Mayor Teresa Harding said the allocation was a record investment.
“Council’s wide range of initiatives aims to support a clean and green city, setting the stage for future infrastructure and services,” she said.
“While it can be frustrating to see the millions of dollars thrown into the legal process relating to external waste issues, there is immense satisfaction in seeing council focus on exceptional waste management and resource recovery to safeguard this city for decades to come.”
The funding committed in the budget includes $8 million to progress the shared Materials Recovery Facility in partnership with Logan and Redland City councils.
There is another $9 million for new and replacement waste collection vehicles (making 55 across the fleet, with more purchases to come), including $3.3 million for a dedicated FOGO (food organics, garden organics) fleet.
There will be $3.8 million worth of upgrades to the existing recycling and refuse centres at Rosewood and Riverview, with a further $1.2 million committed for planning and design of two new centres.
Council has launched its city-wide Resource Recovery Infrastructure Plan that outlines the best way to deliver fit-for-purpose resource recovery facilities in high-growth areas so it can meet the needs of the community, recover more resources, and reduce waste to landfill,” she said.
This plan reinforces the need for future recycling and refuse centres in the Western and Southern regions to service growing population growth/demand.
Council will engage with the community in the second half of 2023 regarding this infrastructure, via its Shape Your Ipswich platform, community information sessions and events.
The mayor said with the increasing capacity of new infrastructure to come online in future years, council would also explore, during the 2023-2024 period, a resident subsidy scheme such as tip vouchers.
Growth, Infrastructure and Waste Committee Deputy Chairperson Councillor Paul Tully said the investment in 2023-2024 went beyond infrastructure improvements.
“Significant changes to the resource recovery service offering and future planning are also slated for this year.
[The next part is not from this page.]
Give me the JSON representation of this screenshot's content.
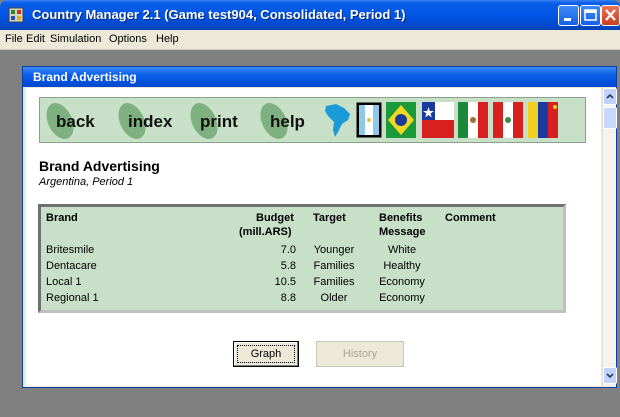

For the first time, council will invest approximately $1.52 million in an annual, on-demand large items collection service,” Cr Tully said.
“This service will transition from a once-every-two-years to an annual service, allowing residents to call and make a booking. The on-demand service will commence during the 2023-2024 year, ensuring convenient and efficient service provision, with increased resource recovery for the community.
As part of the city’s commitment to sustainable waste management practices, Ipswich has announced the expansion of the Food Organic and Garden Organics (FOGO) service citywide in 2024-2025.
“In preparation for this rollout, we will invest significantly this year in new FOGO bins. This expansion will empower residents to contribute to the reduction of organic waste and promote environmentally friendly practices.”